Task item: If a line in the entries below contains "Problembehandlung", copy it.

Recorded information Start Marker

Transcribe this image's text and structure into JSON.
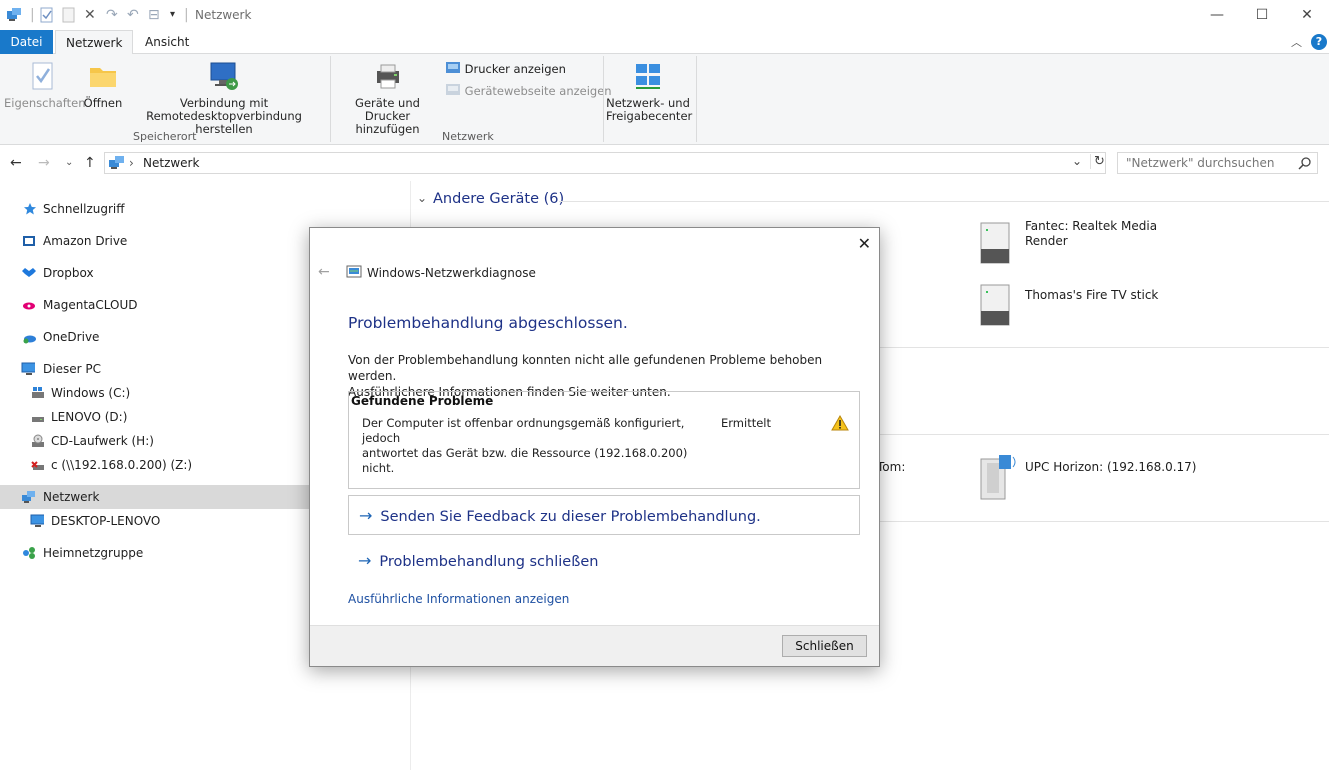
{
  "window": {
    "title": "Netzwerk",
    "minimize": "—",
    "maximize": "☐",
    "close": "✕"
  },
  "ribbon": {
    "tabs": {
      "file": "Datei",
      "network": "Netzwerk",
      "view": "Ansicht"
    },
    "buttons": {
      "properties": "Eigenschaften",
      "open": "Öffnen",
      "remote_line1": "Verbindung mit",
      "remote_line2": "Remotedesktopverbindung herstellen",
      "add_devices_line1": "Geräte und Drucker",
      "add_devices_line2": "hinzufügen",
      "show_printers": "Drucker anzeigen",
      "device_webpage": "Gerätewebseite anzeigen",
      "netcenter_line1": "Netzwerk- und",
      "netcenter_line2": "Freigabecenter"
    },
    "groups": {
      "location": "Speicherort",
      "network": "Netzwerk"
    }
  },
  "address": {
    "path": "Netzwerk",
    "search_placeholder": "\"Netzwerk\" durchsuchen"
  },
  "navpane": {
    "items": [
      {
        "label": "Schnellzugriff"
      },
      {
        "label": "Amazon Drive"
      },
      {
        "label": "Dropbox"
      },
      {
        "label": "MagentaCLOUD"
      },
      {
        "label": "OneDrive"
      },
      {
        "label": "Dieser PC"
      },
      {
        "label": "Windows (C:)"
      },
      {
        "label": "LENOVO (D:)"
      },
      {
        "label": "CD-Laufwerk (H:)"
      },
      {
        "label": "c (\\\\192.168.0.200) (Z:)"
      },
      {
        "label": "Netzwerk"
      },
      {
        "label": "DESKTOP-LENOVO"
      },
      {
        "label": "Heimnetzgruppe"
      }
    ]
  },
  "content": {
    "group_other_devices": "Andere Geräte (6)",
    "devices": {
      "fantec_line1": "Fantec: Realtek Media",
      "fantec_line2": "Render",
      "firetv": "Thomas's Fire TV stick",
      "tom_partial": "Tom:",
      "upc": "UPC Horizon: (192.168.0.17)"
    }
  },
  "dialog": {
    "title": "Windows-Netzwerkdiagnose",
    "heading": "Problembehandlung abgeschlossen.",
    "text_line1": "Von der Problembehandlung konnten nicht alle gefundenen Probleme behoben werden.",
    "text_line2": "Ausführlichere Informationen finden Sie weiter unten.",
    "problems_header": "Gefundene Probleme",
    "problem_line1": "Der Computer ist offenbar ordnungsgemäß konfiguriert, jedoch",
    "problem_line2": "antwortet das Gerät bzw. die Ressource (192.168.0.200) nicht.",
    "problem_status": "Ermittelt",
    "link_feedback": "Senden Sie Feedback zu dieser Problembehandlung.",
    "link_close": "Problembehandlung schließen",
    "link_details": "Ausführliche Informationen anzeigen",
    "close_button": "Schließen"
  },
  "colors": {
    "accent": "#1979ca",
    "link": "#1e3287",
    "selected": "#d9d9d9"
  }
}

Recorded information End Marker
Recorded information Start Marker

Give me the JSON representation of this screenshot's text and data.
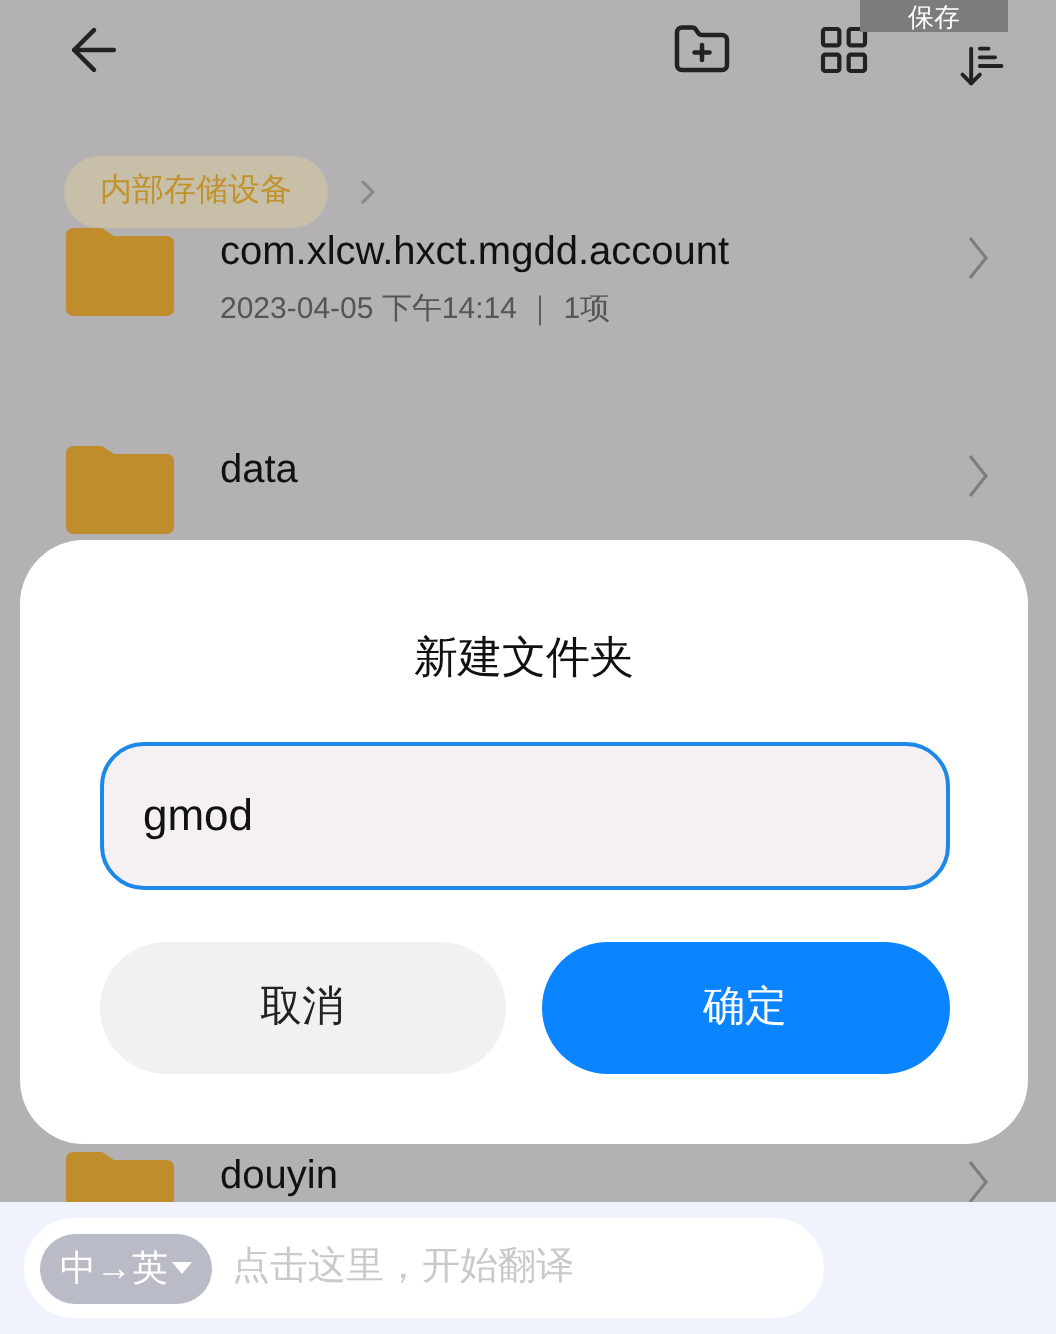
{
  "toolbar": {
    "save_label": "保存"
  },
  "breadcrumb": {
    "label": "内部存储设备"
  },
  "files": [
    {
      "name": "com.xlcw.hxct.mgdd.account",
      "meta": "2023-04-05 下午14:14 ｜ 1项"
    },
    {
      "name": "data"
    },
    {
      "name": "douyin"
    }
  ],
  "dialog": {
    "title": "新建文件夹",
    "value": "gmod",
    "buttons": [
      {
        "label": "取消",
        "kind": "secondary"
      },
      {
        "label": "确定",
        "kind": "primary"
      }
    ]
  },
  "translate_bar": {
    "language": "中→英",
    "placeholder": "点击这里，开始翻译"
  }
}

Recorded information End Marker
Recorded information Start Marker

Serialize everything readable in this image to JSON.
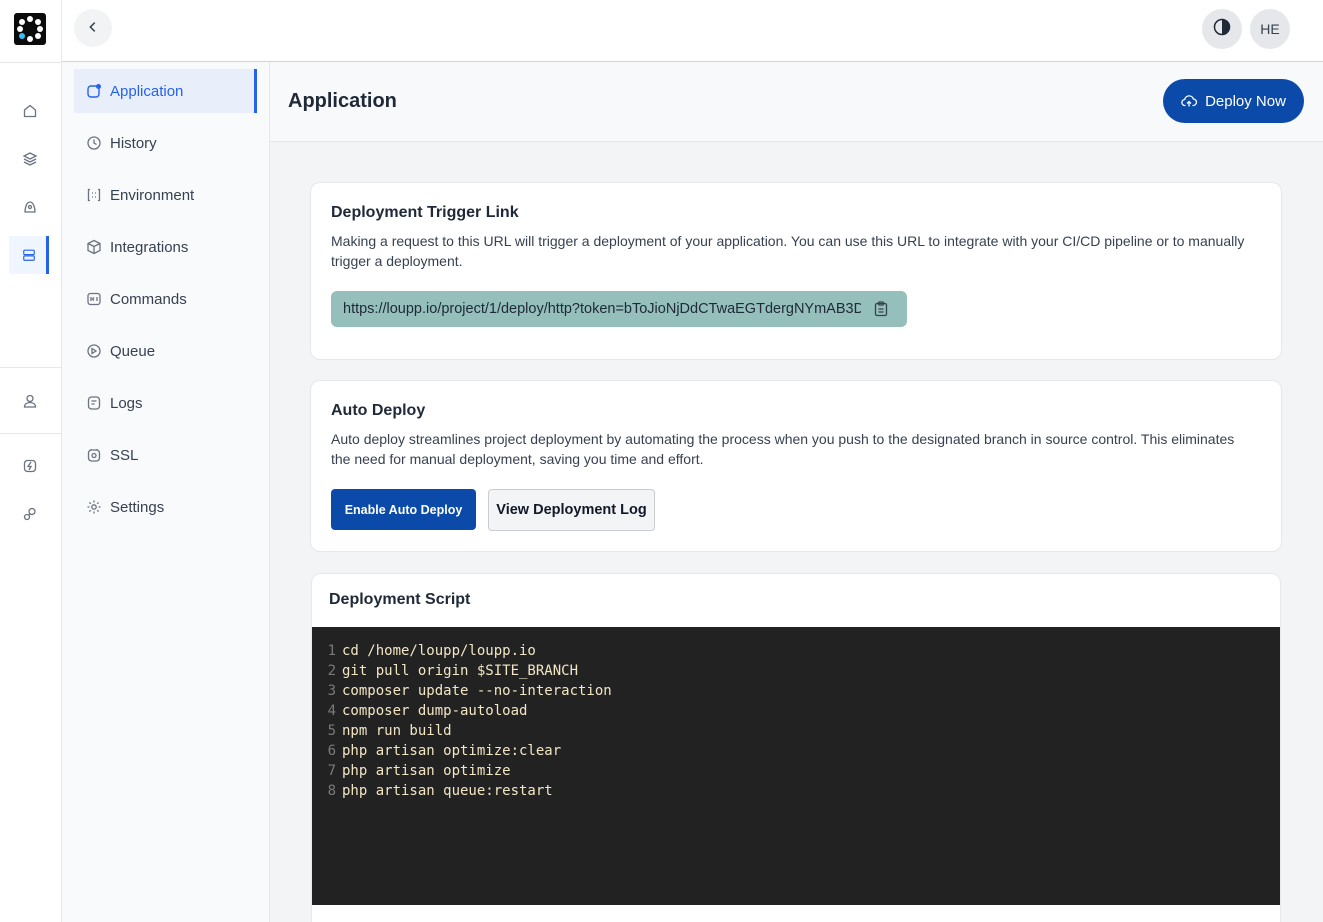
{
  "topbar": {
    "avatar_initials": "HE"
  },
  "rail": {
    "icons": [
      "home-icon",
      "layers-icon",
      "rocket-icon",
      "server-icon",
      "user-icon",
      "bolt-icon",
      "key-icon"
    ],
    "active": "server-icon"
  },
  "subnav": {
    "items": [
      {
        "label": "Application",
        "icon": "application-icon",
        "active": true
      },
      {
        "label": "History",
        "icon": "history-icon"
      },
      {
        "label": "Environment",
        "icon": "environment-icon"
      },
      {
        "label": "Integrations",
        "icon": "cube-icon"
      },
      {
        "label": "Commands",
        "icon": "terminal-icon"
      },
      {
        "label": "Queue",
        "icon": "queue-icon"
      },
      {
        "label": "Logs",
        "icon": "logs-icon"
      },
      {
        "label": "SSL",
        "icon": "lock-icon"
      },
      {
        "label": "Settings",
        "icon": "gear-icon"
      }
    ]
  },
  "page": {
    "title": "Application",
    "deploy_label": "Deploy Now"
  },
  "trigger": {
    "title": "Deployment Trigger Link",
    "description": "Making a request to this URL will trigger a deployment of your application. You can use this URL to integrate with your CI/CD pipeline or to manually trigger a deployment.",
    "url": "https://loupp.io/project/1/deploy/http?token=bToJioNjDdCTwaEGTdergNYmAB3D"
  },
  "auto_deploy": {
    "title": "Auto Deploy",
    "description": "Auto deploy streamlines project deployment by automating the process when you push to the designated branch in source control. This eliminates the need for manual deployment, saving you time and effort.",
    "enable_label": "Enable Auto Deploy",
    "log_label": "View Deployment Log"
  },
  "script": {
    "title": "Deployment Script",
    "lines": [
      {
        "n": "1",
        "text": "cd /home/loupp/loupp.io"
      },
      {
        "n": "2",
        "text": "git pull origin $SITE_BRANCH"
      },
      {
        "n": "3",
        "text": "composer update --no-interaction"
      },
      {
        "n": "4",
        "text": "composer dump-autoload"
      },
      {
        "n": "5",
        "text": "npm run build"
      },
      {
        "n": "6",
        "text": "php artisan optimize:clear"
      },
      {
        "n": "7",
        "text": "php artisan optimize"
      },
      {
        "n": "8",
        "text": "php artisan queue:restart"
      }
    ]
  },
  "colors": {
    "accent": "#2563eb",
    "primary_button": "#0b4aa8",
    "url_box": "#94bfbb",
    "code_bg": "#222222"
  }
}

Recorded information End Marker

Solution to this task:
    "heading": "Problembehandlung abgeschlossen.",
    "text_line1": "Von der Problembehandlung konnten nicht alle gefundenen Probleme behoben werden.",
    "link_feedback": "Senden Sie Feedback zu dieser Problembehandlung.",
    "link_close": "Problembehandlung schließen",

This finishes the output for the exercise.